These are comments, on the scientific issues that came up at BioEM2013, that Devra Davis submitted as a guest blog. The opinions expressed in it are of Devra Davis herself. Publication of these opinions in BRHP does not mean that BRHP agrees with or endorses these opinions.
Devra’s comments on day 1 of the BioEM2013
Yes, Darius, as you and I have repeatedly written in many different journals, the Danish Cohort study is severely constrained and is not a complete study of a population over time. The study effectively is comparing brain cancer that develops in people who first had cell phones two decades ago–and did NOT use them for business purposes– to brain cancers in those who acquired them afterwards.
The IARC expert reviewers reached a similar conclusion about this study and did not rely on it in reaching their conclusion that cell phone and other wireless radiation is a “possible human carcinogen”–the same category as DDT and engine exhausts–two agents that children are not allowed to play with and for which regulatory standards exist around the world.
As a matter of design, epidemiology can only confirm the past and cannot and should not be used to predict the future. Phones, technologies, uses, and users are changing rapidly. We know enough based on experimental evidence acquired at this time, to take precautionary steps as a matter of policy. Only when major public and private funds are invested in training of scientists and physicians in bioelectromagnetics, research and monitoring will we have the capacity to address these matters sensibly.
In fact new experimental and epidemiological information generated since the IARC report was issued in 2011 has persuaded Santosh Kesari, MD PhD, chair of neuro-oncology at UC San Diego, Anthony B. Miller MD Professor Emeritus of Public Health at University of Toronto, Colin Soskolne, PhD, Professor Emeritus at University of Alberta, Yael Stein MD of Hadassah Medical Center, and me that cellphone radiation should be considered a “probable human carcinogen.”
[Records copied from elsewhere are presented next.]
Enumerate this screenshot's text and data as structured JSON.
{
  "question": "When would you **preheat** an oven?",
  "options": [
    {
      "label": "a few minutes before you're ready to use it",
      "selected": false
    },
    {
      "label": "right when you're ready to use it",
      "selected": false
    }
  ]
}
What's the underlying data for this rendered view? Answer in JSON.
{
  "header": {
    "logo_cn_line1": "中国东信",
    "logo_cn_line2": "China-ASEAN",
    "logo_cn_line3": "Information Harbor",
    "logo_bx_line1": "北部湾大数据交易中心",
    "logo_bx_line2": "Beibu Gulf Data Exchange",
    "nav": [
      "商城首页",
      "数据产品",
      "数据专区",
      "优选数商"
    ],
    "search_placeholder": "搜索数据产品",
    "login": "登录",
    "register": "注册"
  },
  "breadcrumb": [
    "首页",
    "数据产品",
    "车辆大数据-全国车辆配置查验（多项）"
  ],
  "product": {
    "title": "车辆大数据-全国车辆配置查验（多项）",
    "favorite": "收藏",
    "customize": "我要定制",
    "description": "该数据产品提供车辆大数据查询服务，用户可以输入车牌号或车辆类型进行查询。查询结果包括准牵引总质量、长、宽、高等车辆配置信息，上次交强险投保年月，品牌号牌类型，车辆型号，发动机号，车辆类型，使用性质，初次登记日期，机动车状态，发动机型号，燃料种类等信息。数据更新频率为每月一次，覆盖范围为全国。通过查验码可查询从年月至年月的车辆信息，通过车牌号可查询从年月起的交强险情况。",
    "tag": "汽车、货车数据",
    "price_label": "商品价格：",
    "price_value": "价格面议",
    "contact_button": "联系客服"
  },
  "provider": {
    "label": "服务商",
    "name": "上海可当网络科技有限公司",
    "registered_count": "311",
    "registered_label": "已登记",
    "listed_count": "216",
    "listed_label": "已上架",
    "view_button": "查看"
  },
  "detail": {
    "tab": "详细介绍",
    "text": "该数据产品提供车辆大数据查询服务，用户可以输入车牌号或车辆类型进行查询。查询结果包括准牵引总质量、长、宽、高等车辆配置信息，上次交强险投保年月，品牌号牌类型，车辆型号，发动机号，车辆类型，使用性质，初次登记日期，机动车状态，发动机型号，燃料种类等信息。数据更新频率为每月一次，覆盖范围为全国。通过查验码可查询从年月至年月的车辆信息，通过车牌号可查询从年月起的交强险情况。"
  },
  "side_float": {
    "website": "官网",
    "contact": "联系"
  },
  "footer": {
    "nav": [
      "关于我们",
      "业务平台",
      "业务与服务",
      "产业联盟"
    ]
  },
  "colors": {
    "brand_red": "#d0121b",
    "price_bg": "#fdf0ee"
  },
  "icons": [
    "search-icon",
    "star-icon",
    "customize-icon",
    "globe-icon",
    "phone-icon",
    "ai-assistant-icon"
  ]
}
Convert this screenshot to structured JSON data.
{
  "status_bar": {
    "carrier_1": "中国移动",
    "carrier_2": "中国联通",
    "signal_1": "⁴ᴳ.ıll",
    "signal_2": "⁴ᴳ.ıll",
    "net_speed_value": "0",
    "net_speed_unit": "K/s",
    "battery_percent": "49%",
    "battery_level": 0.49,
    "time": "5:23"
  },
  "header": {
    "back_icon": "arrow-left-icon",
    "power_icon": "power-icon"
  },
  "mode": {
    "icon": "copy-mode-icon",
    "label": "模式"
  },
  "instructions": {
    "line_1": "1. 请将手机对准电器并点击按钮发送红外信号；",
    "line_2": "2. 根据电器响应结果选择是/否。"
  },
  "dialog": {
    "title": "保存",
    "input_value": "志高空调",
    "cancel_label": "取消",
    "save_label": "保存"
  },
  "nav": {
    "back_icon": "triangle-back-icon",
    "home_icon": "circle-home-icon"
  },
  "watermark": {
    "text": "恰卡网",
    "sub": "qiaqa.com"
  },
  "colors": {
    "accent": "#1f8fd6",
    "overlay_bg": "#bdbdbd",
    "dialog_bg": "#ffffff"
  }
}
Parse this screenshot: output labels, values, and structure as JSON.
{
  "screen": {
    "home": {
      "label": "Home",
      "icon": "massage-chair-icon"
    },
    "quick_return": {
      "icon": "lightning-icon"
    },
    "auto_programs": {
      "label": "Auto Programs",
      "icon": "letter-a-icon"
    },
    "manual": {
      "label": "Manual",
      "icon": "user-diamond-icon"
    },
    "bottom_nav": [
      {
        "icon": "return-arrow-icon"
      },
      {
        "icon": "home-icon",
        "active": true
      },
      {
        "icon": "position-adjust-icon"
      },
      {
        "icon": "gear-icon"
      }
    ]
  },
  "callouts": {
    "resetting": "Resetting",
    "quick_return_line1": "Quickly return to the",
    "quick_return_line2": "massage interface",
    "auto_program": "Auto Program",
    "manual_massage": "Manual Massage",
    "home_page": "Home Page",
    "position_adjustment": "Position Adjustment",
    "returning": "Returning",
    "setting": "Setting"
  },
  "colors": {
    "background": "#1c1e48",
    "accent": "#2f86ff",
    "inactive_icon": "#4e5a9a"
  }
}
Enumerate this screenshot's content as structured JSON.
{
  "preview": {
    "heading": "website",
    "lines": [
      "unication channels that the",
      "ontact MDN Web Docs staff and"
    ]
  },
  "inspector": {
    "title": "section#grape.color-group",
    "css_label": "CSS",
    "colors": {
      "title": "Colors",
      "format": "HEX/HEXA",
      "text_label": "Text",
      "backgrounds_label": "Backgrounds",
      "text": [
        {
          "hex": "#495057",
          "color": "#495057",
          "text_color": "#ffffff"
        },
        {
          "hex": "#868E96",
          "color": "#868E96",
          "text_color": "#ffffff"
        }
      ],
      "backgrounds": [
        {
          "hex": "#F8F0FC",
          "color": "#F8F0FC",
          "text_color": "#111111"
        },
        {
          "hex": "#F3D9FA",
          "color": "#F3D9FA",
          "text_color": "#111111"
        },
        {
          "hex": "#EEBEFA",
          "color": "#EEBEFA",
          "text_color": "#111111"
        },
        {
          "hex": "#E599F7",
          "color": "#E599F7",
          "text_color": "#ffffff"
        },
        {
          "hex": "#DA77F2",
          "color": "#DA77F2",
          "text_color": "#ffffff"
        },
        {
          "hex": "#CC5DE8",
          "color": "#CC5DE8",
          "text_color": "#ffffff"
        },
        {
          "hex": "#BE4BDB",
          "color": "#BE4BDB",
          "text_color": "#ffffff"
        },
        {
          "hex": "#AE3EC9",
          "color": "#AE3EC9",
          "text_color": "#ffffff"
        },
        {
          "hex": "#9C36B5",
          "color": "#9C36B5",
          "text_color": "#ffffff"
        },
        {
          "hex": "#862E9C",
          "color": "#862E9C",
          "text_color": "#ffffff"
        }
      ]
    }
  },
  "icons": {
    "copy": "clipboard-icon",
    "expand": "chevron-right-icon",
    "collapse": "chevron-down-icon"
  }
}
The world is poorly served by repeated presentations of the Danish work. Sitting in the audience when she should have been on this panel was Siegal Sadetzki, MD, who like you was a member of the IARC expert review group. Stacking the deck is one way to stifle debate and the full exchange of information that should arise at meetings such as this one. Bravo to you for continuing to raise the level of discourse and insisting that uncertainties in science should not merely become excuses for continuing unabated policies but provide a pressing rationale for substantial investments in research and training, as well as appropriate prudent policy responses.
Please share the links below with your followers who wish to learn more about the war-games being played by this industry to confuse the public and exaggerate doubt.
Devra’s comments on day 2 of the BioEM2013
There was an 800 pound gorilla in the room at BEMS–the brilliant work of the young investigator Lucas Portelli–a recent doctorate with National Academy of Engineering member, Frank Barnes of Colorado. He presented a poster that could explain why so many studies that use cell cultures cannot be easily repeated. With meticulous detail, his poster showed that a number of critical factors that are not regularly controlled and made the same can affect results. For instance, the size and shape of cell culture containers–whether small or large beakers or petri dishes–radically affects temperature of the cells by as much as 6 degrees centigrade. Other impressive work produced in Colorado and also by Rony Seger’s team at the Weizmann Institute in Israel finds that the magnetic field exposures within a single incubator that is NOT appropriately shielded can vary by as much as a factor of 4, i.e., 10,000-fold.
We just heard the unchallenged assertion that the comet assay–gel electrophoresis measurement of the unraveling of DNA– is useless. Indeed this assay has produced inconsistent results after exposures to microwave radiation. But, rather than throw out the test entirely, it is important to understand the reasons for these inconsistencies. For starters, different results occur if different cell lines are used, with younger neuronal cells typically responding and older adult cells such as lymphocytes being fairly resistant. Of course, the newly discovered importance of varying EMF exposures within the laboratory and the incubator–shown by Portelli and by Seger– is also key.
There is a need to extend and validate in vitro tests rather than assume that no new work should be done. One example of a potentially valuable short term test that is NOT represented well at BEMS is evaluating the formation of chromatin by the method of evaluating anomalous viscosity time dependencies (AVTD); other critical research needs include measuring DNA double strand breaks and producing better biophysical modeling of MW-induced non-thermal biological effects overall.
What’s lacking now is the political will and courage for our colleagues close to industry to assert the need for a major investment in research and training. A seasoned innovator in the field is exasperated and has become resigned about the lack of funding.
Several industry experts are frustrated at the slow rate of innovation in phone design. Safer antennas, cases and software can dramatically lower microwave emissions and also protect battery life. But taking the step of devising these advances gets bogged down. “Nobody wants to brag about creating a safer phone,” one wag added. “Maybe the best we can hope is to see longer battery life become a marketing niche, because the longer lasting the battery the less radiation released into a person or the environment for any unit of time.”